▶ **What the exercise asks**
Looking through the records below, please work out how many lines contain "title". Give only that number.

▶ **Given records**

§ §

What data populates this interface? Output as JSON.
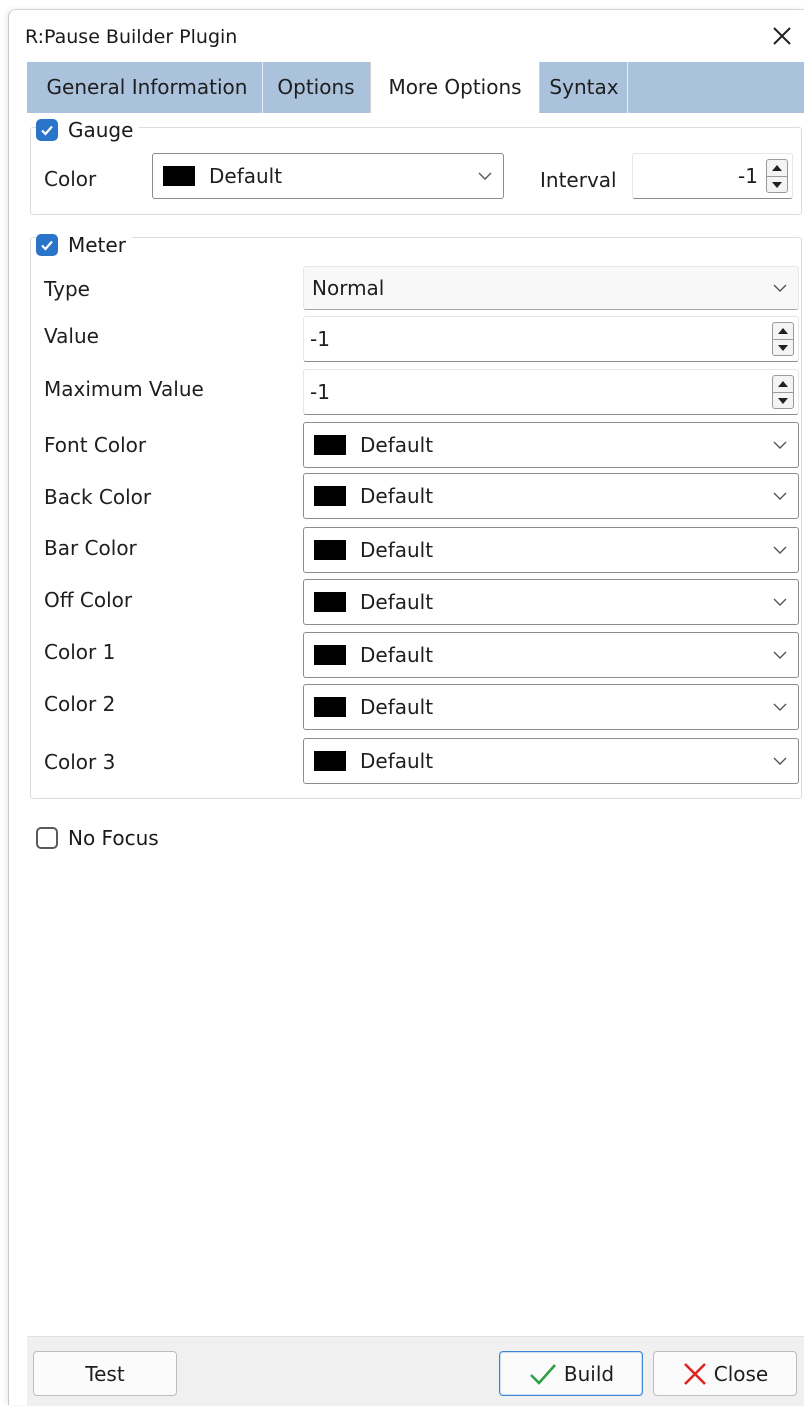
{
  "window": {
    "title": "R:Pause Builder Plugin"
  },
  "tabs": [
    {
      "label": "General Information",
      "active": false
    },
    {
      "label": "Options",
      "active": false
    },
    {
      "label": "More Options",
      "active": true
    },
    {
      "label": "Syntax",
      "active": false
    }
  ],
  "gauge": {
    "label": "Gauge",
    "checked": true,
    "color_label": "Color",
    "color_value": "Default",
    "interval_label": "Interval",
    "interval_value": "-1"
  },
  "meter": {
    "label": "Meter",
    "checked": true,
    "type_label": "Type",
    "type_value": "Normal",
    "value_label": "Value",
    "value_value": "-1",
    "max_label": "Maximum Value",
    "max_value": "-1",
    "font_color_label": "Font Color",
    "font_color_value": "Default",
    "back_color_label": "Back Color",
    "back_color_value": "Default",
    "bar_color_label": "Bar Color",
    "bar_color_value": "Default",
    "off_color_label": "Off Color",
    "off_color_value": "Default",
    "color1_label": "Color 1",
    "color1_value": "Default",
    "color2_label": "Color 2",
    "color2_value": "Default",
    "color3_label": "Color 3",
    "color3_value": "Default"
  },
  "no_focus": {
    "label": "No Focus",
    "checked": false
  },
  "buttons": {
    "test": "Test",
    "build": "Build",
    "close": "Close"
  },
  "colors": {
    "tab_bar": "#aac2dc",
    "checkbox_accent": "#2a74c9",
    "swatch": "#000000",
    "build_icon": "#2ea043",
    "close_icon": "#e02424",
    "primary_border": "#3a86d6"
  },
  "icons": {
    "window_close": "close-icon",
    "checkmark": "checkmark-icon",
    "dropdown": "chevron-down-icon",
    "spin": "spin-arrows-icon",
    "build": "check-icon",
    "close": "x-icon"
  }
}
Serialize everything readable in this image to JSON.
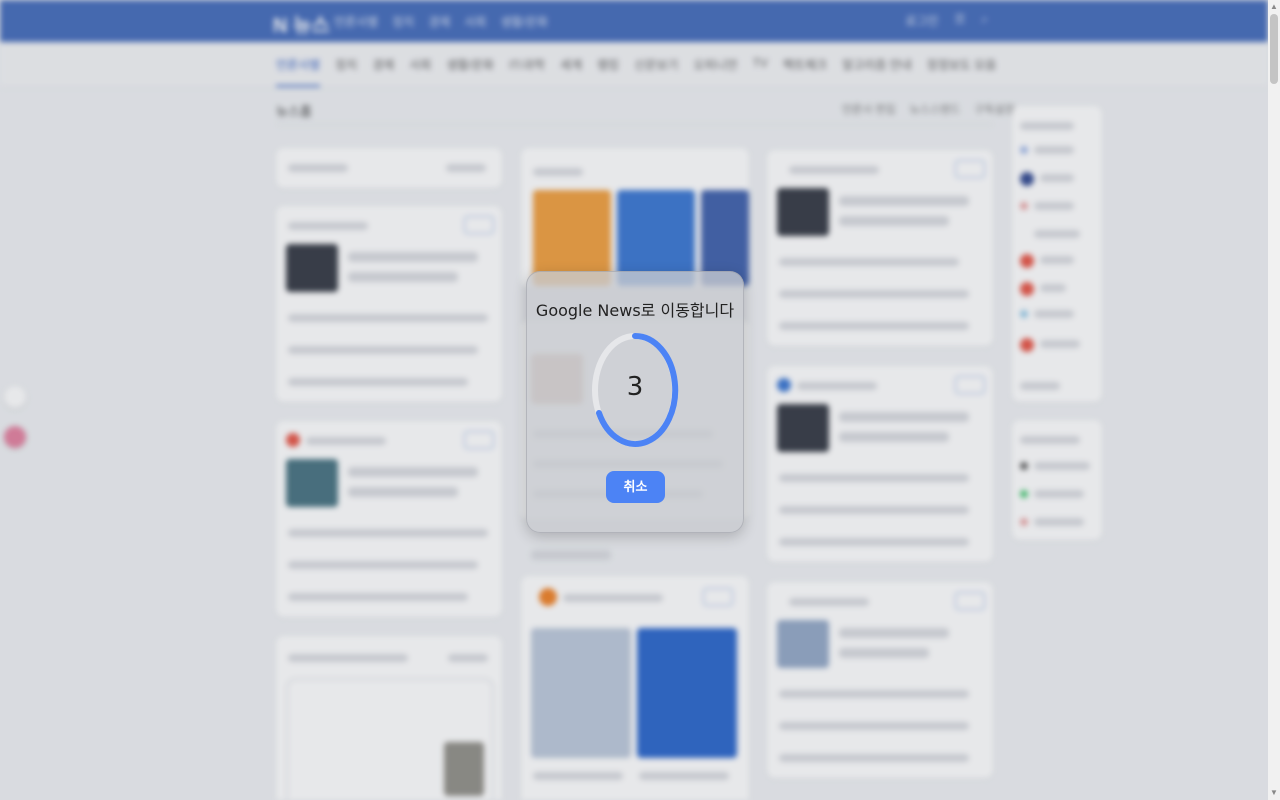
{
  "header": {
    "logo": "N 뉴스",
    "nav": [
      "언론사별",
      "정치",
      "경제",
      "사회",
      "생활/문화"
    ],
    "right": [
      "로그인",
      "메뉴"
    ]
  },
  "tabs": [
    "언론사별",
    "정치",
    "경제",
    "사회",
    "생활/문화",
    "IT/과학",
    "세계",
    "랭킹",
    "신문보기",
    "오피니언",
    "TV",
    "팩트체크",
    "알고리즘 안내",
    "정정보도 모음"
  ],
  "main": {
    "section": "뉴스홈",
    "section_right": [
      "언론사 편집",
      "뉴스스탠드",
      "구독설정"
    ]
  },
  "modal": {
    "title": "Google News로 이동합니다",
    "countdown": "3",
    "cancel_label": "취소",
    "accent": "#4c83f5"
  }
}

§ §

▶ **Solution for this problem**
2